(App and web page records)
-=-=-=-=-

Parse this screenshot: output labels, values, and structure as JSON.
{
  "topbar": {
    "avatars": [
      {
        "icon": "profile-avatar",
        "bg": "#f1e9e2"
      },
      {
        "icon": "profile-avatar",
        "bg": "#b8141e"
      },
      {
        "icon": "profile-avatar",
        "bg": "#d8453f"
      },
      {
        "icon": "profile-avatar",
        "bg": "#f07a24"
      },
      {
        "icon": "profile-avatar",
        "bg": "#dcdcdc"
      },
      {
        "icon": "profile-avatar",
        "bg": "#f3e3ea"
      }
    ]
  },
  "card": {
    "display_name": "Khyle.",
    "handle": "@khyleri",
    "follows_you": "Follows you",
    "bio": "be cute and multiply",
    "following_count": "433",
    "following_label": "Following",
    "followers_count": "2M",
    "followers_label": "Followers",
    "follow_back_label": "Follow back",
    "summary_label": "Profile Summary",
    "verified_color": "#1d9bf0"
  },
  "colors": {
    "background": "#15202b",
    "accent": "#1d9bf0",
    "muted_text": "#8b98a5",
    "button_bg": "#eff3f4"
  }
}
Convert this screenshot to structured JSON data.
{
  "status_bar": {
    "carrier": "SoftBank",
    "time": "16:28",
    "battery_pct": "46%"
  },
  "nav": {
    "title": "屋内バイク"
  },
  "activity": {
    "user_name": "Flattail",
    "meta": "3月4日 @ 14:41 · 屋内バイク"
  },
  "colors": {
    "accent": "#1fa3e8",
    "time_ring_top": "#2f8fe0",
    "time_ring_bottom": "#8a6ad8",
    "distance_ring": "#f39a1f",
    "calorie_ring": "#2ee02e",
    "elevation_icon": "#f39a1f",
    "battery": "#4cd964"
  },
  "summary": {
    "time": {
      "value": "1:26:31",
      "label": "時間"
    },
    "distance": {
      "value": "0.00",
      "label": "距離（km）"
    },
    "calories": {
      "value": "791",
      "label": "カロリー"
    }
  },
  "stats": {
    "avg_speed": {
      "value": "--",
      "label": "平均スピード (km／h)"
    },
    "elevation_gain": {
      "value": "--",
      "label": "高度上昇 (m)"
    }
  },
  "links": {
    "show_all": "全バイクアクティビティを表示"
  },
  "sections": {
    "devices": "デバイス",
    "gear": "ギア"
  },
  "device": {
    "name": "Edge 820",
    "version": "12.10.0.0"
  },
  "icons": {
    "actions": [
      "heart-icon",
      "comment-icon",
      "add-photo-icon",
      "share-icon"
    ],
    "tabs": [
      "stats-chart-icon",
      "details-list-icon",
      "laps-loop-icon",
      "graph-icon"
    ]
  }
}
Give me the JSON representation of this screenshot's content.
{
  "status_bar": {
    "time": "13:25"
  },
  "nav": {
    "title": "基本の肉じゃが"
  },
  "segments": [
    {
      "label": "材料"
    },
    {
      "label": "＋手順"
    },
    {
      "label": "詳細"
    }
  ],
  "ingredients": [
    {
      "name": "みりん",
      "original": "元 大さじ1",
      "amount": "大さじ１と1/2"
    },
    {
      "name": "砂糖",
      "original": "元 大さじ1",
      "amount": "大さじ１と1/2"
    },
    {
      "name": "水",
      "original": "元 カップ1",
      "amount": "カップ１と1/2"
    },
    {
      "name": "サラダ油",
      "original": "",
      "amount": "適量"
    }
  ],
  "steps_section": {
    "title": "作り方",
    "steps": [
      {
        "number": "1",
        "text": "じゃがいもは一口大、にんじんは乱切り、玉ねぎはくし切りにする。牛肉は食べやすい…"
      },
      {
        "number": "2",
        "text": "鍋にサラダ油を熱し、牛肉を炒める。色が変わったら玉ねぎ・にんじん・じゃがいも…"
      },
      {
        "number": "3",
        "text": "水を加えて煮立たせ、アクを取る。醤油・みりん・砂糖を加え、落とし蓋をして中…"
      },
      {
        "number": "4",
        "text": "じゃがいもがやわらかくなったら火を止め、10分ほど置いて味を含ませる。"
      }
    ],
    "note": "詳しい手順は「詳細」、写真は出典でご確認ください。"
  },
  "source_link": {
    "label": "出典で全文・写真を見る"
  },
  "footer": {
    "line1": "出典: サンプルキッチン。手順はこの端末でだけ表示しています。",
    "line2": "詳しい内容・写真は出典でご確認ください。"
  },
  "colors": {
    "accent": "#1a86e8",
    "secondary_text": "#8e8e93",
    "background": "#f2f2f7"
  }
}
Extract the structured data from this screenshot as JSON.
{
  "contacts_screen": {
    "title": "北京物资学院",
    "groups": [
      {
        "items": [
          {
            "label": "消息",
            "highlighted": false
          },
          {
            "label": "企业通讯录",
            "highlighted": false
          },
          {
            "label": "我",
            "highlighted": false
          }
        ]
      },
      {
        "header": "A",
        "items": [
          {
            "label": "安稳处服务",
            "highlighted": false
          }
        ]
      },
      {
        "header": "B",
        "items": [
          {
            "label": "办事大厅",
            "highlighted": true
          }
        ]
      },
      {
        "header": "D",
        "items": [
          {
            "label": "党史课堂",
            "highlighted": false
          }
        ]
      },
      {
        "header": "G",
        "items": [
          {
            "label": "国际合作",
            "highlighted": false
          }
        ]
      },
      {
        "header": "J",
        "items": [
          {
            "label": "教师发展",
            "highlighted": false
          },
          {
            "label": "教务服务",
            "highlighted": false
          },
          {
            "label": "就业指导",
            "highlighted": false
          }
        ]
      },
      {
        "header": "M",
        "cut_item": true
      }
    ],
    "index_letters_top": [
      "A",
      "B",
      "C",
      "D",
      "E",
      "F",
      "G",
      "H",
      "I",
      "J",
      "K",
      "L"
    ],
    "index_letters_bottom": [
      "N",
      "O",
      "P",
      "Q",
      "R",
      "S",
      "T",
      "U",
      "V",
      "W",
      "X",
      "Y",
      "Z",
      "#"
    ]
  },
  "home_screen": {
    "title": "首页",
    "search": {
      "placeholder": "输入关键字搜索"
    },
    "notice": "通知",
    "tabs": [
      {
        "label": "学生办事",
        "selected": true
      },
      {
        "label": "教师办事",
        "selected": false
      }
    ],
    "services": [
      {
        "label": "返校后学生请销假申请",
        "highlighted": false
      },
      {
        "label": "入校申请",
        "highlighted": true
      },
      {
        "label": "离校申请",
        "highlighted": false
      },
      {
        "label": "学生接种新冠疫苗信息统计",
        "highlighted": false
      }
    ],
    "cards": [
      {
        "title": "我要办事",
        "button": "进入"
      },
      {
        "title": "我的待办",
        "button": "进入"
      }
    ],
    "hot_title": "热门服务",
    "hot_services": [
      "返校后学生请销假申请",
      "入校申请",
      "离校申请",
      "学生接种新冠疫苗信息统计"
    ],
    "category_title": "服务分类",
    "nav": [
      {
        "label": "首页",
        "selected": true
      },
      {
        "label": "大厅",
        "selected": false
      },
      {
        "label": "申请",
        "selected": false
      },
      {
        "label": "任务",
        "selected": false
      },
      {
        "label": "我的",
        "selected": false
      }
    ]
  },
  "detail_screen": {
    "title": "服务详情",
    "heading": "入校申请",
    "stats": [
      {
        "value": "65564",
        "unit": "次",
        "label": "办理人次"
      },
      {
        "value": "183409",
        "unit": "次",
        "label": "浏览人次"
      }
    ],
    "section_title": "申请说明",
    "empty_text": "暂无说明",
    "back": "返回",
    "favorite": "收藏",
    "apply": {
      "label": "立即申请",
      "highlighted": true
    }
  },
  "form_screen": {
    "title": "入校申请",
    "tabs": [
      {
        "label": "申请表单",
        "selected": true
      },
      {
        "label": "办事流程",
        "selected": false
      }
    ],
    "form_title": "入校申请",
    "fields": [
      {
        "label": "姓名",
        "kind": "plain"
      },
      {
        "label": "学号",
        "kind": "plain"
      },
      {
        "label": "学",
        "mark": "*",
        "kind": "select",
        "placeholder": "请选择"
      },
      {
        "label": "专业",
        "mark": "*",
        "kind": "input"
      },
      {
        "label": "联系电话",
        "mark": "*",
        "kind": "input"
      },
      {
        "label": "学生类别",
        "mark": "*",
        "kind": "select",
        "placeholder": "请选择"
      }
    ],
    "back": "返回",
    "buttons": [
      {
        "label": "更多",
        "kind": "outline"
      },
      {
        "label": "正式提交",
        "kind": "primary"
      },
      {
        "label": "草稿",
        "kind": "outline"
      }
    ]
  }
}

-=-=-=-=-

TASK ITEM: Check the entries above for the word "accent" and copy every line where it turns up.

OUTPUT:
    "accent": "#1d9bf0",
    "accent": "#1fa3e8",
    "accent": "#1a86e8",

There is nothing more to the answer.